Richard wrote me recently to ask:
Could you please go into detail about the monogram etiquette for men’s shirts – front pocket, exact placement of (top of pocket, bottom of sleeve), cuff monogram, traditional color (black, blue, gray), order of letters, size of letters, etc.? Also, is there a certain style for a certain age – plain for older teen boys, more formal for men? I need every detail!
Well dear readers, there are two schools of thought on monogramming shirts. One is that you shouldn’t. The other splits into two camps, the seen and unseen.
But, you may wonder, what is the purpose of the monogram in the first place?
Very simply, the monogram identified the owner of the shirt when laundry was first sent out of the home. Since a man would no sooner appear in his shirtsleeves in public than he would in his underwear, the monogram wasn’t ever really on display. The mark may have been hidden on the tails of the shirt, or under the neck line of the suit’s vest.

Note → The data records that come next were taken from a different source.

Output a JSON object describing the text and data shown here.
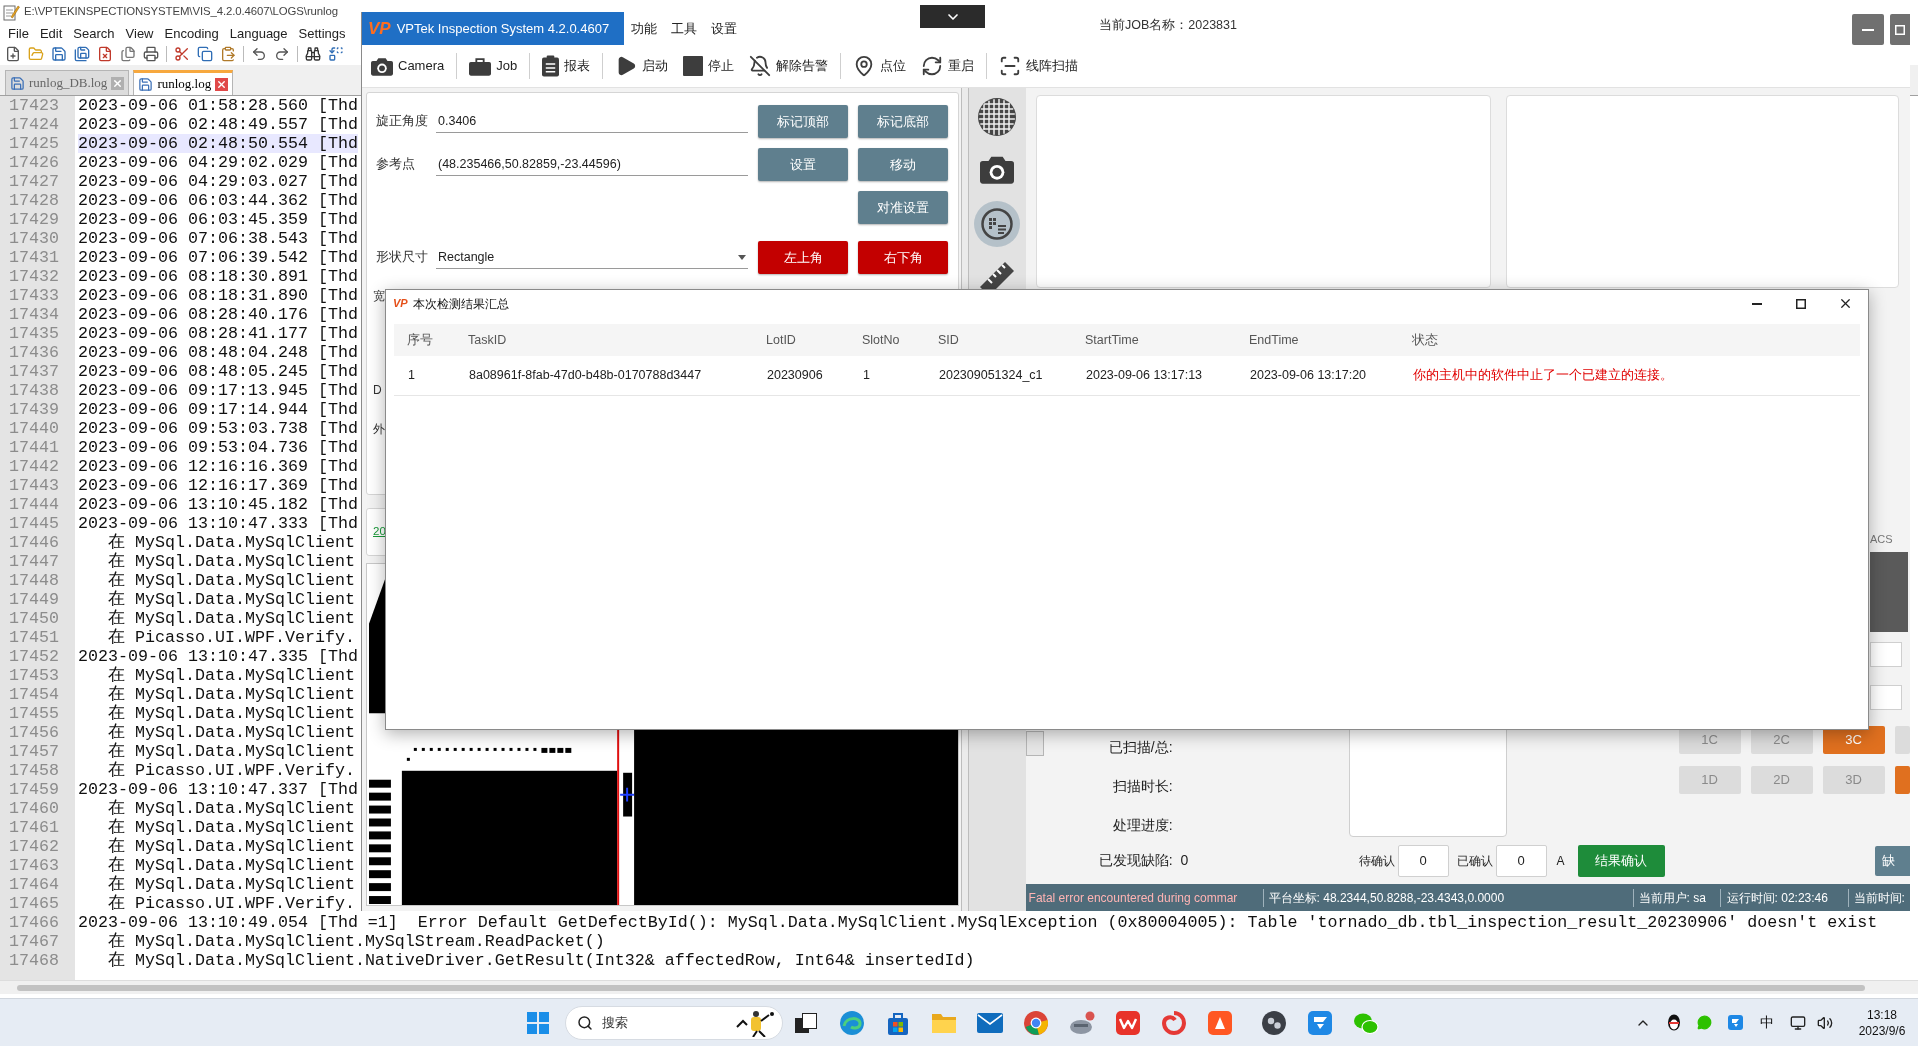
{
  "notepad": {
    "title": "E:\\VPTEKINSPECTIONSYSTEM\\VIS_4.2.0.4607\\LOGS\\runlog",
    "menu": [
      "File",
      "Edit",
      "Search",
      "View",
      "Encoding",
      "Language",
      "Settings"
    ],
    "tabs": [
      {
        "label": "runlog_DB.log",
        "selected": false
      },
      {
        "label": "runlog.log",
        "selected": true
      }
    ],
    "lines": [
      {
        "number": "17423",
        "text": "2023-09-06 01:58:28.560 [Thd",
        "current": false
      },
      {
        "number": "17424",
        "text": "2023-09-06 02:48:49.557 [Thd",
        "current": false
      },
      {
        "number": "17425",
        "text": "2023-09-06 02:48:50.554 [Thd",
        "current": true
      },
      {
        "number": "17426",
        "text": "2023-09-06 04:29:02.029 [Thd",
        "current": false
      },
      {
        "number": "17427",
        "text": "2023-09-06 04:29:03.027 [Thd",
        "current": false
      },
      {
        "number": "17428",
        "text": "2023-09-06 06:03:44.362 [Thd",
        "current": false
      },
      {
        "number": "17429",
        "text": "2023-09-06 06:03:45.359 [Thd",
        "current": false
      },
      {
        "number": "17430",
        "text": "2023-09-06 07:06:38.543 [Thd",
        "current": false
      },
      {
        "number": "17431",
        "text": "2023-09-06 07:06:39.542 [Thd",
        "current": false
      },
      {
        "number": "17432",
        "text": "2023-09-06 08:18:30.891 [Thd",
        "current": false
      },
      {
        "number": "17433",
        "text": "2023-09-06 08:18:31.890 [Thd",
        "current": false
      },
      {
        "number": "17434",
        "text": "2023-09-06 08:28:40.176 [Thd",
        "current": false
      },
      {
        "number": "17435",
        "text": "2023-09-06 08:28:41.177 [Thd",
        "current": false
      },
      {
        "number": "17436",
        "text": "2023-09-06 08:48:04.248 [Thd",
        "current": false
      },
      {
        "number": "17437",
        "text": "2023-09-06 08:48:05.245 [Thd",
        "current": false
      },
      {
        "number": "17438",
        "text": "2023-09-06 09:17:13.945 [Thd",
        "current": false
      },
      {
        "number": "17439",
        "text": "2023-09-06 09:17:14.944 [Thd",
        "current": false
      },
      {
        "number": "17440",
        "text": "2023-09-06 09:53:03.738 [Thd",
        "current": false
      },
      {
        "number": "17441",
        "text": "2023-09-06 09:53:04.736 [Thd",
        "current": false
      },
      {
        "number": "17442",
        "text": "2023-09-06 12:16:16.369 [Thd",
        "current": false
      },
      {
        "number": "17443",
        "text": "2023-09-06 12:16:17.369 [Thd",
        "current": false
      },
      {
        "number": "17444",
        "text": "2023-09-06 13:10:45.182 [Thd",
        "current": false
      },
      {
        "number": "17445",
        "text": "2023-09-06 13:10:47.333 [Thd",
        "current": false
      },
      {
        "number": "17446",
        "text": "   在 MySql.Data.MySqlClient",
        "current": false
      },
      {
        "number": "17447",
        "text": "   在 MySql.Data.MySqlClient",
        "current": false
      },
      {
        "number": "17448",
        "text": "   在 MySql.Data.MySqlClient",
        "current": false
      },
      {
        "number": "17449",
        "text": "   在 MySql.Data.MySqlClient",
        "current": false
      },
      {
        "number": "17450",
        "text": "   在 MySql.Data.MySqlClient",
        "current": false
      },
      {
        "number": "17451",
        "text": "   在 Picasso.UI.WPF.Verify.",
        "current": false
      },
      {
        "number": "17452",
        "text": "2023-09-06 13:10:47.335 [Thd",
        "current": false
      },
      {
        "number": "17453",
        "text": "   在 MySql.Data.MySqlClient",
        "current": false
      },
      {
        "number": "17454",
        "text": "   在 MySql.Data.MySqlClient",
        "current": false
      },
      {
        "number": "17455",
        "text": "   在 MySql.Data.MySqlClient",
        "current": false
      },
      {
        "number": "17456",
        "text": "   在 MySql.Data.MySqlClient",
        "current": false
      },
      {
        "number": "17457",
        "text": "   在 MySql.Data.MySqlClient",
        "current": false
      },
      {
        "number": "17458",
        "text": "   在 Picasso.UI.WPF.Verify.",
        "current": false
      },
      {
        "number": "17459",
        "text": "2023-09-06 13:10:47.337 [Thd",
        "current": false
      },
      {
        "number": "17460",
        "text": "   在 MySql.Data.MySqlClient",
        "current": false
      },
      {
        "number": "17461",
        "text": "   在 MySql.Data.MySqlClient",
        "current": false
      },
      {
        "number": "17462",
        "text": "   在 MySql.Data.MySqlClient",
        "current": false
      },
      {
        "number": "17463",
        "text": "   在 MySql.Data.MySqlClient",
        "current": false
      },
      {
        "number": "17464",
        "text": "   在 MySql.Data.MySqlClient",
        "current": false
      },
      {
        "number": "17465",
        "text": "   在 Picasso.UI.WPF.Verify.",
        "current": false
      },
      {
        "number": "17466",
        "text": "2023-09-06 13:10:49.054 [Thd =1]  Error Default GetDefectById(): MySql.Data.MySqlClient.MySqlException (0x80004005): Table 'tornado_db.tbl_inspection_result_20230906' doesn't exist",
        "current": false
      },
      {
        "number": "17467",
        "text": "   在 MySql.Data.MySqlClient.MySqlStream.ReadPacket()",
        "current": false
      },
      {
        "number": "17468",
        "text": "   在 MySql.Data.MySqlClient.NativeDriver.GetResult(Int32& affectedRow, Int64& insertedId)",
        "current": false
      }
    ]
  },
  "app": {
    "logo": "VP",
    "title": "VPTek Inspection System 4.2.0.4607",
    "menu": [
      "功能",
      "工具",
      "设置"
    ],
    "job": "当前JOB名称：2023831",
    "toolbar_groups": [
      [
        {
          "kind": "camera",
          "label": "Camera"
        }
      ],
      [
        {
          "kind": "job",
          "label": "Job"
        }
      ],
      [
        {
          "kind": "report",
          "label": "报表"
        }
      ],
      [
        {
          "kind": "start",
          "label": "启动"
        },
        {
          "kind": "stop",
          "label": "停止"
        },
        {
          "kind": "alarm_off",
          "label": "解除告警"
        }
      ],
      [
        {
          "kind": "point",
          "label": "点位"
        },
        {
          "kind": "restart",
          "label": "重启"
        }
      ],
      [
        {
          "kind": "scan",
          "label": "线阵扫描"
        }
      ]
    ],
    "form": {
      "rows": [
        {
          "field": {
            "kind": "text",
            "label": "旋正角度",
            "value": "0.3406"
          },
          "buttons": [
            {
              "label": "标记顶部",
              "kind": "normal"
            },
            {
              "label": "标记底部",
              "kind": "normal"
            }
          ]
        },
        {
          "field": {
            "kind": "text",
            "label": "参考点",
            "value": "(48.235466,50.82859,-23.44596)"
          },
          "buttons": [
            {
              "label": "设置",
              "kind": "normal"
            },
            {
              "label": "移动",
              "kind": "normal"
            }
          ]
        },
        {
          "buttons": [
            {
              "label": "对准设置",
              "kind": "normal"
            }
          ]
        },
        {
          "field": {
            "kind": "dropdown",
            "label": "形状尺寸",
            "value": "Rectangle"
          },
          "buttons": [
            {
              "label": "左上角",
              "kind": "danger"
            },
            {
              "label": "右下角",
              "kind": "danger"
            }
          ]
        }
      ],
      "cut_labels": [
        "宽",
        "D",
        "外"
      ]
    },
    "link": "20",
    "tools": [
      {
        "kind": "grid",
        "selected": false
      },
      {
        "kind": "camera",
        "selected": false
      },
      {
        "kind": "map",
        "selected": true
      },
      {
        "kind": "ruler",
        "selected": false
      }
    ],
    "side_label": "ACS",
    "stats": [
      "已扫描/总:",
      "扫描时长:",
      "处理进度:"
    ],
    "defects": {
      "label": "已发现缺陷:",
      "value": "0"
    },
    "confirm": {
      "pending_label": "待确认",
      "pending": "0",
      "confirmed_label": "已确认",
      "confirmed": "0",
      "unit": "A",
      "button": "结果确认"
    },
    "slots": [
      {
        "label": "1C",
        "selected": false
      },
      {
        "label": "2C",
        "selected": false
      },
      {
        "label": "3C",
        "selected": true
      },
      {
        "selected": false
      },
      {
        "label": "1D",
        "selected": false
      },
      {
        "label": "2D",
        "selected": false
      },
      {
        "label": "3D",
        "selected": false
      },
      {
        "selected": true
      }
    ],
    "side_button": "缺",
    "status": {
      "error": "Fatal error encountered during commar",
      "coordinates": "平台坐标: 48.2344,50.8288,-23.4343,0.0000",
      "user": "当前用户: sa",
      "runtime": "运行时间: 02:23:46",
      "time": "当前时间:"
    }
  },
  "dialog": {
    "icon": "VP",
    "title": "本次检测结果汇总",
    "columns": [
      "序号",
      "TaskID",
      "LotID",
      "SlotNo",
      "SID",
      "StartTime",
      "EndTime",
      "状态"
    ],
    "rows": [
      [
        "1",
        "8a08961f-8fab-47d0-b48b-0170788d3447",
        "20230906",
        "1",
        "202309051324_c1",
        "2023-09-06 13:17:13",
        "2023-09-06 13:17:20",
        "你的主机中的软件中止了一个已建立的连接。"
      ]
    ]
  },
  "taskbar": {
    "search_placeholder": "搜索",
    "ime": "中",
    "time": "13:18",
    "date": "2023/9/6"
  }
}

After the vest fell out of favour, the monogram became more visible, especially if a man were to remove his coat in the office. Often the monogram would be placed on the shirt pocket (which became useful as a man missed the pockets on his nonexistent vest), either in the middle of the welt at the top or bang in the middle of the shirt pocket. Those of us whose dress shirts are made without chest pockets frequently choose the same location for a monogram. The European fashion is to monogram the left side of the shirt about four or five inches above the waist of your trouser and about the same distance over from the buttons. I like that arrangement better.
Then came the era of conspicuous consumption and the monogram, which implies that your shirt is custom made although any shirt may be embroidered, migrated to the shirt cuff or even the outside of the collar. In my opinion, this placement is equivalent to TYPING IN ALL CAPITALS IN YOUR EMAIL. It shouts, rather than discreetly announcing itself.
In terms of elegance, the smaller and less visible your monogram, the more elegant. Flusser recommends a monogram be no larger than 1/4″. If your initials are done by hand, they may be very small indeed, once again discreetly announcing that your monogram is hand-embroidered and therefore even more elegant than that done by machine. Those small imperfections speak volumes to the connoisseur.
Colour is largely up to you. Pick one echoing one of the colours in a fancy fabric, choose tone-on-tone or contrasting stitching as you see fit. The smaller the mark, the more you may want it to stand out. Or you may have a favourite colour that you use across all of your shirts.
What we have come to call the font is also a personal preference. You may choose block or script, with or without a fancy layout, as you wish (or as the seamstress’/tailor’s skills allow in the case of hand-embroidery.) The usual order is first name, surname (which initial will be slightly larger), middle initial in fancy forms or first, middle, last if you choose a straight layout.
I like to have my shirts monogrammed inside the neck band in grey (see lead photo) on a white shirt or red for a fancy shirt. I know it’s there. The shirt tail would be a second choice for me or maybe on the gauntlet — the sleeve placket — in back of the button, just below my elbow. In “Dressing the Man: Mastering the Art of Permanent Fashion” by Alan Flusser, there is a marvelous photo of Fred Astaire in shirt sleeves, the left of which is monogrammed about mid-forearm. Eccentric, showy or “old money”, it’s sort of a fun idea. But then he wouldn’t be seen without his coat outside of the rehearsal space.
As far as age appropriateness goes, my three-and-a-half year old has his name sewn into his clothing. But it’s printed on little tags and identifies the clothing as his in the event he needs to be changed after a mud/paint/body fluid mishap. I imagine he’ll make it to high school before he wears monogrammed shirts. They’ll be my initials, as I’m sure he’ll be poaching from my wardrobe.